- THE PROBLEM
Using the string "Війська" as the key, pull each matching line out of the records below.
* * * *
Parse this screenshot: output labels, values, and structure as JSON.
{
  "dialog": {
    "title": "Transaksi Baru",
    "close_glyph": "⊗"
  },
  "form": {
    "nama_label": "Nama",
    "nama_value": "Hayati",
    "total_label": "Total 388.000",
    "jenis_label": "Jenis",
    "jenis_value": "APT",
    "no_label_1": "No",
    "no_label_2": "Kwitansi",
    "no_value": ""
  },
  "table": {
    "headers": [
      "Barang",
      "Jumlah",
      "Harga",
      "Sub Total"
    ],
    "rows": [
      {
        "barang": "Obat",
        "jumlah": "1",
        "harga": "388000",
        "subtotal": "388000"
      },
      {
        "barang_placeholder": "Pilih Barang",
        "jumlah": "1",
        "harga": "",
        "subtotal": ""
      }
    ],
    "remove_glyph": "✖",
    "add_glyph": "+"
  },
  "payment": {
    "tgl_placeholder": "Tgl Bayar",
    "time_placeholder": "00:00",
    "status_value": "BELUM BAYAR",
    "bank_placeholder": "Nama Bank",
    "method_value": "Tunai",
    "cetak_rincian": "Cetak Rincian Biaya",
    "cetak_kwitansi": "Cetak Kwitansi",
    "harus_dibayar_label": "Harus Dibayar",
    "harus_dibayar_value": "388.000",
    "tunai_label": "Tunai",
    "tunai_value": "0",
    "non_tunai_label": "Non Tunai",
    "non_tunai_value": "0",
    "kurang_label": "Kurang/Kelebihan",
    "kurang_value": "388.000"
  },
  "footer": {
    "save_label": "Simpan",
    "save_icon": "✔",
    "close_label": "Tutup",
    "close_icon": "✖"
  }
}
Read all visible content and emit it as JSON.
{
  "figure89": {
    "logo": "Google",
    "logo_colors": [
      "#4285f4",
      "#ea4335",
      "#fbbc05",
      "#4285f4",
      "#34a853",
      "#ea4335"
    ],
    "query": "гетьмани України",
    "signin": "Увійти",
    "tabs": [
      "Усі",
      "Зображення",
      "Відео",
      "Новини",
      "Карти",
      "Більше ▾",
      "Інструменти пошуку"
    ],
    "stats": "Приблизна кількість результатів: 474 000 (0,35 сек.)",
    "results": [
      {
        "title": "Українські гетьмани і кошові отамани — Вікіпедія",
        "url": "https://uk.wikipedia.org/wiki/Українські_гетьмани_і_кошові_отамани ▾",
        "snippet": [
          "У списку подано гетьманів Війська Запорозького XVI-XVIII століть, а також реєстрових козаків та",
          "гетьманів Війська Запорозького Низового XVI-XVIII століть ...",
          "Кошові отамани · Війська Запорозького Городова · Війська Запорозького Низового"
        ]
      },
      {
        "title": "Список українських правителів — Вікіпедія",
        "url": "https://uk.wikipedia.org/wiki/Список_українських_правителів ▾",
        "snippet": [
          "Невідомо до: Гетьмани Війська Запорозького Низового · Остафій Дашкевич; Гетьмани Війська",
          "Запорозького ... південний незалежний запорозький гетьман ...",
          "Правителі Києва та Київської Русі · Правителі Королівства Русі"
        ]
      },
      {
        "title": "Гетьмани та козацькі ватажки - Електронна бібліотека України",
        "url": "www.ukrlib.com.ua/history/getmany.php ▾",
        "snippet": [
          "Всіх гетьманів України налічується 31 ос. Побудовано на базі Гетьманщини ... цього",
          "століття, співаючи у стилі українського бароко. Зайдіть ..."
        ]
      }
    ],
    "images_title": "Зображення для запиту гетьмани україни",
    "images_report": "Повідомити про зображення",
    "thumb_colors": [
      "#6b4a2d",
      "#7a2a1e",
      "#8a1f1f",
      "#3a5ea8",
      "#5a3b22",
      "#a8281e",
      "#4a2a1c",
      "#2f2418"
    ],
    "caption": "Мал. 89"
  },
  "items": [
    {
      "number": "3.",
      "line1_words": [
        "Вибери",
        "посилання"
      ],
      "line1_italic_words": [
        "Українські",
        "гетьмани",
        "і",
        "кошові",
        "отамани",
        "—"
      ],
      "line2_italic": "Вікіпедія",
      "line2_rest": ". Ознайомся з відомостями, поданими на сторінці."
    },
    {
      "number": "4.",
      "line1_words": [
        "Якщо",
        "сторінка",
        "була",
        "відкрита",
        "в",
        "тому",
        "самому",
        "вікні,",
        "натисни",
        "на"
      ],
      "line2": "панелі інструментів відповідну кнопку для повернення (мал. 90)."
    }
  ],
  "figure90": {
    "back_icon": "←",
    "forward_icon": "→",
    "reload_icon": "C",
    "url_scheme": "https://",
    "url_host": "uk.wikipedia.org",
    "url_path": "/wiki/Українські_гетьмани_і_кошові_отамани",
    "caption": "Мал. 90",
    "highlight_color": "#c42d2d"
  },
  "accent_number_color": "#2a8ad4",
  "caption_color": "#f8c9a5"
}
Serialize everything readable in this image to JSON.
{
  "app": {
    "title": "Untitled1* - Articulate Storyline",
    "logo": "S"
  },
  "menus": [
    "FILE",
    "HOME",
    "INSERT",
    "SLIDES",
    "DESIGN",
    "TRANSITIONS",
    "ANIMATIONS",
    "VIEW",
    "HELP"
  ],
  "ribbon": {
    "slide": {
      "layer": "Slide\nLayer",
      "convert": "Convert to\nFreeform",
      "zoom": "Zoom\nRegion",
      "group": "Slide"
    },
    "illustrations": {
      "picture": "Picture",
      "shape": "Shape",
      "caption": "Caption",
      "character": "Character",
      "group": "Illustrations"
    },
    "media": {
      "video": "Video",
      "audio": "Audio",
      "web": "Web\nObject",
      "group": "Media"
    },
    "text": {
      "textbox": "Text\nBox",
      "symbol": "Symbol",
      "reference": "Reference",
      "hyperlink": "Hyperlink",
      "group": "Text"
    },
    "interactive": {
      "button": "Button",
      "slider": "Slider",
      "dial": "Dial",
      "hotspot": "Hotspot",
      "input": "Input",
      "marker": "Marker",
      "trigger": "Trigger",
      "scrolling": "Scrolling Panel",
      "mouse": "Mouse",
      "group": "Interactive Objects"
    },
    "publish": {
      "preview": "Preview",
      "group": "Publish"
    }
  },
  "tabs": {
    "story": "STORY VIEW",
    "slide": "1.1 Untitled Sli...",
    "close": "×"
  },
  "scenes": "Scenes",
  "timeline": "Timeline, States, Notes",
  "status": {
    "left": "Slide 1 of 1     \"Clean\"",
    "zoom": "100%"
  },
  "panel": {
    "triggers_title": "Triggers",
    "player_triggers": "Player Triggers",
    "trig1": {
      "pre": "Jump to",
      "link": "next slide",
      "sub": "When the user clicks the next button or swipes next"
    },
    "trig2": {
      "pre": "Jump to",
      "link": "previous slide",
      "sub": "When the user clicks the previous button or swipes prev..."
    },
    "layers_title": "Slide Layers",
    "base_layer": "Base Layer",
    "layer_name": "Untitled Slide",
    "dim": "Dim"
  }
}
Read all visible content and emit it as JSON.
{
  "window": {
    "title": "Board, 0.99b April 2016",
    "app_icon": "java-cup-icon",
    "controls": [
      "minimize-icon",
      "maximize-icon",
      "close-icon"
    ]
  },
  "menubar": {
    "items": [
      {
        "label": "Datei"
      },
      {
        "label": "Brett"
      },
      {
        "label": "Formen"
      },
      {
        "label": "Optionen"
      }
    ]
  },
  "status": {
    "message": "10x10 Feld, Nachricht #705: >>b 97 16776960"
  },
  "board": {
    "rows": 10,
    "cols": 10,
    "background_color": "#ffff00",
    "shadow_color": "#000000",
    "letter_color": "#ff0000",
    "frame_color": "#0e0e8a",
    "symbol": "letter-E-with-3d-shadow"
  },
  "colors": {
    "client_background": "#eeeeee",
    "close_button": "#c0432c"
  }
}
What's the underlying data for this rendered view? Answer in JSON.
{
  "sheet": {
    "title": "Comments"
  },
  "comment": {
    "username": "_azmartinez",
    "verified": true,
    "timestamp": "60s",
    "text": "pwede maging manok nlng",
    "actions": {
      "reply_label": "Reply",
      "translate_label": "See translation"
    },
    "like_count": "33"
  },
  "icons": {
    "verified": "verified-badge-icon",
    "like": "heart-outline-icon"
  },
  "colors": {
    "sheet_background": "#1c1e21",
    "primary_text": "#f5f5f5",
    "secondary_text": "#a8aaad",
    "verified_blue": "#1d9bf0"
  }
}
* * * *
- EXERCISE RESPONSE
          "У списку подано гетьманів Війська Запорозького XVI-XVIII століть, а також реєстрових козаків та",
          "гетьманів Війська Запорозького Низового XVI-XVIII століть ...",
          "Кошові отамани · Війська Запорозького Городова · Війська Запорозького Низового"
          "Невідомо до: Гетьмани Війська Запорозького Низового · Остафій Дашкевич; Гетьмани Війська",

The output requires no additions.